Element data from apps and pages
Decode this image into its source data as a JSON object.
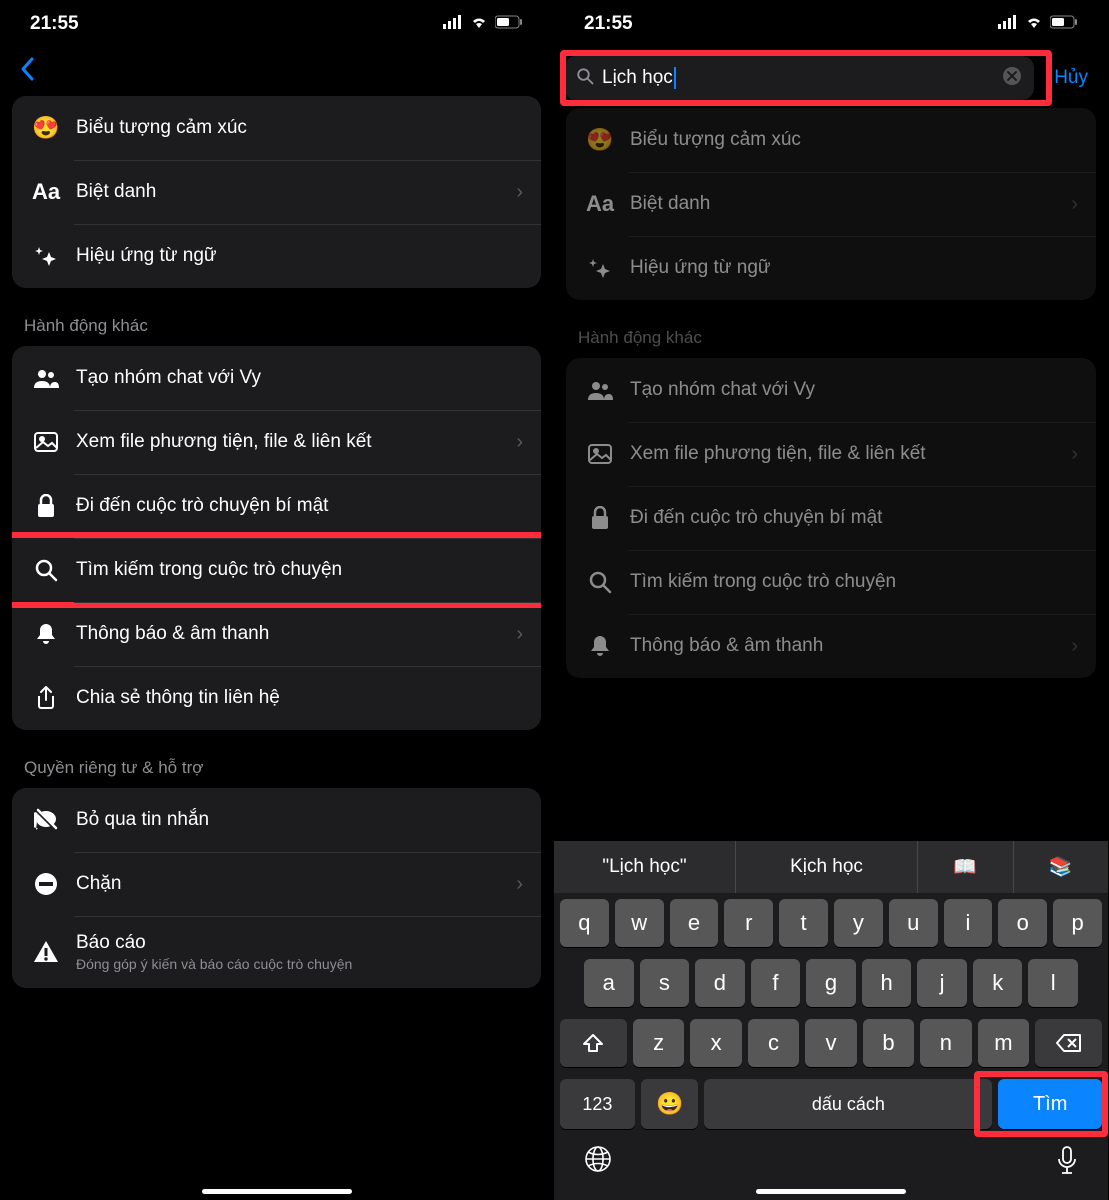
{
  "status": {
    "time": "21:55"
  },
  "left": {
    "rows1": [
      {
        "icon": "😍",
        "label": "Biểu tượng cảm xúc",
        "chev": false
      },
      {
        "icon": "Aa",
        "label": "Biệt danh",
        "chev": true
      },
      {
        "icon": "✨",
        "label": "Hiệu ứng từ ngữ",
        "chev": false
      }
    ],
    "section2_header": "Hành động khác",
    "rows2": [
      {
        "icon": "group",
        "label": "Tạo nhóm chat với Vy",
        "chev": false
      },
      {
        "icon": "image",
        "label": "Xem file phương tiện, file & liên kết",
        "chev": true
      },
      {
        "icon": "lock",
        "label": "Đi đến cuộc trò chuyện bí mật",
        "chev": false
      },
      {
        "icon": "search",
        "label": "Tìm kiếm trong cuộc trò chuyện",
        "chev": false,
        "highlight": true
      },
      {
        "icon": "bell",
        "label": "Thông báo & âm thanh",
        "chev": true
      },
      {
        "icon": "share",
        "label": "Chia sẻ thông tin liên hệ",
        "chev": false
      }
    ],
    "section3_header": "Quyền riêng tư & hỗ trợ",
    "rows3": [
      {
        "icon": "mute",
        "label": "Bỏ qua tin nhắn",
        "chev": false
      },
      {
        "icon": "block",
        "label": "Chặn",
        "chev": true
      },
      {
        "icon": "warn",
        "label": "Báo cáo",
        "sub": "Đóng góp ý kiến và báo cáo cuộc trò chuyện",
        "chev": false
      }
    ]
  },
  "right": {
    "search_value": "Lịch học",
    "cancel": "Hủy",
    "rows1": [
      {
        "icon": "😍",
        "label": "Biểu tượng cảm xúc",
        "chev": false
      },
      {
        "icon": "Aa",
        "label": "Biệt danh",
        "chev": true
      },
      {
        "icon": "✨",
        "label": "Hiệu ứng từ ngữ",
        "chev": false
      }
    ],
    "section2_header": "Hành động khác",
    "rows2": [
      {
        "icon": "group",
        "label": "Tạo nhóm chat với Vy",
        "chev": false
      },
      {
        "icon": "image",
        "label": "Xem file phương tiện, file & liên kết",
        "chev": true
      },
      {
        "icon": "lock",
        "label": "Đi đến cuộc trò chuyện bí mật",
        "chev": false
      },
      {
        "icon": "search",
        "label": "Tìm kiếm trong cuộc trò chuyện",
        "chev": false
      },
      {
        "icon": "bell",
        "label": "Thông báo & âm thanh",
        "chev": true
      }
    ]
  },
  "keyboard": {
    "suggestions": [
      "\"Lịch học\"",
      "Kịch học",
      "📖",
      "📚"
    ],
    "row1": [
      "q",
      "w",
      "e",
      "r",
      "t",
      "y",
      "u",
      "i",
      "o",
      "p"
    ],
    "row2": [
      "a",
      "s",
      "d",
      "f",
      "g",
      "h",
      "j",
      "k",
      "l"
    ],
    "row3": [
      "z",
      "x",
      "c",
      "v",
      "b",
      "n",
      "m"
    ],
    "num": "123",
    "space": "dấu cách",
    "search": "Tìm"
  }
}
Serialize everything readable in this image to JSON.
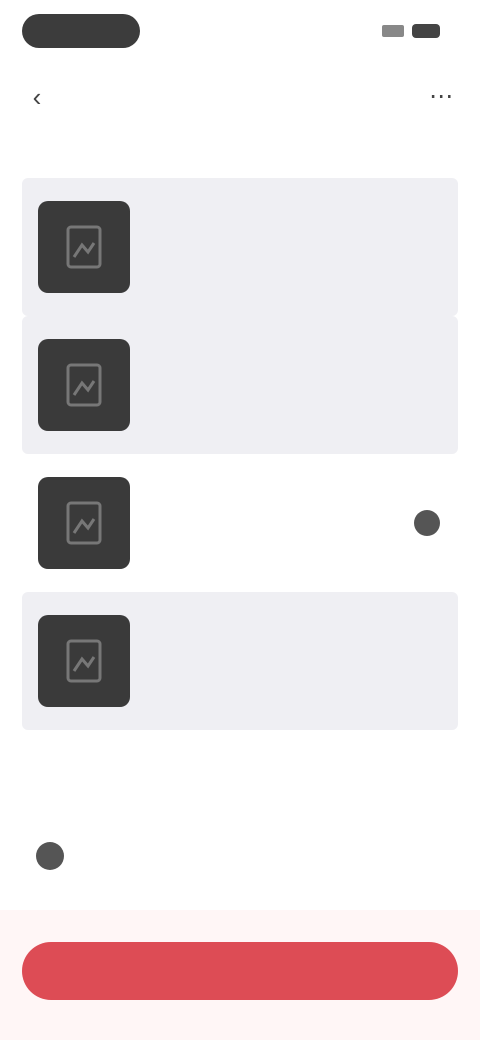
{
  "nav": {
    "title": "",
    "back_icon": "chevron-left-icon",
    "menu_icon": "more-icon"
  },
  "items": [
    {
      "label": "",
      "selected": false
    },
    {
      "label": "",
      "selected": false
    },
    {
      "label": "",
      "selected": true
    },
    {
      "label": "",
      "selected": false
    }
  ],
  "confirm": {
    "text": ""
  },
  "cta": {
    "label": ""
  },
  "colors": {
    "accent": "#dd4c55",
    "list_bg": "#efeff3",
    "thumb_bg": "#3a3a3a"
  }
}
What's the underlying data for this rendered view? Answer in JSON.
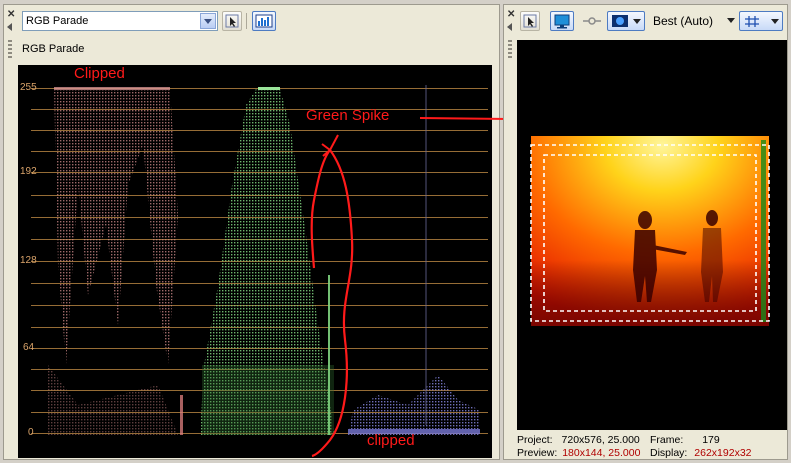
{
  "left_pane": {
    "scope_selector": {
      "value": "RGB Parade"
    },
    "title": "RGB Parade",
    "y_axis_labels": [
      "255",
      "192",
      "128",
      "64",
      "0"
    ],
    "annotations": {
      "clipped_top": "Clipped",
      "green_spike": "Green Spike",
      "clipped_bottom": "clipped"
    }
  },
  "right_pane": {
    "quality_label": "Best (Auto)",
    "status": {
      "project_label": "Project:",
      "project_value": "720x576, 25.000",
      "frame_label": "Frame:",
      "frame_value": "179",
      "preview_label": "Preview:",
      "preview_value": "180x144, 25.000",
      "display_label": "Display:",
      "display_value": "262x192x32"
    }
  },
  "colors": {
    "annotation_red": "#ff1a1a",
    "red_channel": "#c87878",
    "green_channel": "#78c878",
    "blue_channel": "#7a7ad8",
    "grid": "#b08040"
  }
}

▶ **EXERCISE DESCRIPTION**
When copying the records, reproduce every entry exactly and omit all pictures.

▶ **RESULT OF THIS EXERCISE**
Decode this image into its source data as a JSON object.
{
  "status": {
    "time": "21:55"
  },
  "left": {
    "rows1": [
      {
        "icon": "😍",
        "label": "Biểu tượng cảm xúc",
        "chev": false
      },
      {
        "icon": "Aa",
        "label": "Biệt danh",
        "chev": true
      },
      {
        "icon": "✨",
        "label": "Hiệu ứng từ ngữ",
        "chev": false
      }
    ],
    "section2_header": "Hành động khác",
    "rows2": [
      {
        "icon": "group",
        "label": "Tạo nhóm chat với Vy",
        "chev": false
      },
      {
        "icon": "image",
        "label": "Xem file phương tiện, file & liên kết",
        "chev": true
      },
      {
        "icon": "lock",
        "label": "Đi đến cuộc trò chuyện bí mật",
        "chev": false
      },
      {
        "icon": "search",
        "label": "Tìm kiếm trong cuộc trò chuyện",
        "chev": false,
        "highlight": true
      },
      {
        "icon": "bell",
        "label": "Thông báo & âm thanh",
        "chev": true
      },
      {
        "icon": "share",
        "label": "Chia sẻ thông tin liên hệ",
        "chev": false
      }
    ],
    "section3_header": "Quyền riêng tư & hỗ trợ",
    "rows3": [
      {
        "icon": "mute",
        "label": "Bỏ qua tin nhắn",
        "chev": false
      },
      {
        "icon": "block",
        "label": "Chặn",
        "chev": true
      },
      {
        "icon": "warn",
        "label": "Báo cáo",
        "sub": "Đóng góp ý kiến và báo cáo cuộc trò chuyện",
        "chev": false
      }
    ]
  },
  "right": {
    "search_value": "Lịch học",
    "cancel": "Hủy",
    "rows1": [
      {
        "icon": "😍",
        "label": "Biểu tượng cảm xúc",
        "chev": false
      },
      {
        "icon": "Aa",
        "label": "Biệt danh",
        "chev": true
      },
      {
        "icon": "✨",
        "label": "Hiệu ứng từ ngữ",
        "chev": false
      }
    ],
    "section2_header": "Hành động khác",
    "rows2": [
      {
        "icon": "group",
        "label": "Tạo nhóm chat với Vy",
        "chev": false
      },
      {
        "icon": "image",
        "label": "Xem file phương tiện, file & liên kết",
        "chev": true
      },
      {
        "icon": "lock",
        "label": "Đi đến cuộc trò chuyện bí mật",
        "chev": false
      },
      {
        "icon": "search",
        "label": "Tìm kiếm trong cuộc trò chuyện",
        "chev": false
      },
      {
        "icon": "bell",
        "label": "Thông báo & âm thanh",
        "chev": true
      }
    ]
  },
  "keyboard": {
    "suggestions": [
      "\"Lịch học\"",
      "Kịch học",
      "📖",
      "📚"
    ],
    "row1": [
      "q",
      "w",
      "e",
      "r",
      "t",
      "y",
      "u",
      "i",
      "o",
      "p"
    ],
    "row2": [
      "a",
      "s",
      "d",
      "f",
      "g",
      "h",
      "j",
      "k",
      "l"
    ],
    "row3": [
      "z",
      "x",
      "c",
      "v",
      "b",
      "n",
      "m"
    ],
    "num": "123",
    "space": "dấu cách",
    "search": "Tìm"
  }
}
Serialize everything readable in this image to JSON.
{
  "nav": {
    "title": "",
    "back_icon": "chevron-left-icon",
    "menu_icon": "more-icon"
  },
  "items": [
    {
      "label": "",
      "selected": false
    },
    {
      "label": "",
      "selected": false
    },
    {
      "label": "",
      "selected": true
    },
    {
      "label": "",
      "selected": false
    }
  ],
  "confirm": {
    "text": ""
  },
  "cta": {
    "label": ""
  },
  "colors": {
    "accent": "#dd4c55",
    "list_bg": "#efeff3",
    "thumb_bg": "#3a3a3a"
  }
}
What's the underlying data for this rendered view? Answer in JSON.
{
  "left_pane": {
    "scope_selector": {
      "value": "RGB Parade"
    },
    "title": "RGB Parade",
    "y_axis_labels": [
      "255",
      "192",
      "128",
      "64",
      "0"
    ],
    "annotations": {
      "clipped_top": "Clipped",
      "green_spike": "Green Spike",
      "clipped_bottom": "clipped"
    }
  },
  "right_pane": {
    "quality_label": "Best (Auto)",
    "status": {
      "project_label": "Project:",
      "project_value": "720x576, 25.000",
      "frame_label": "Frame:",
      "frame_value": "179",
      "preview_label": "Preview:",
      "preview_value": "180x144, 25.000",
      "display_label": "Display:",
      "display_value": "262x192x32"
    }
  },
  "colors": {
    "annotation_red": "#ff1a1a",
    "red_channel": "#c87878",
    "green_channel": "#78c878",
    "blue_channel": "#7a7ad8",
    "grid": "#b08040"
  }
}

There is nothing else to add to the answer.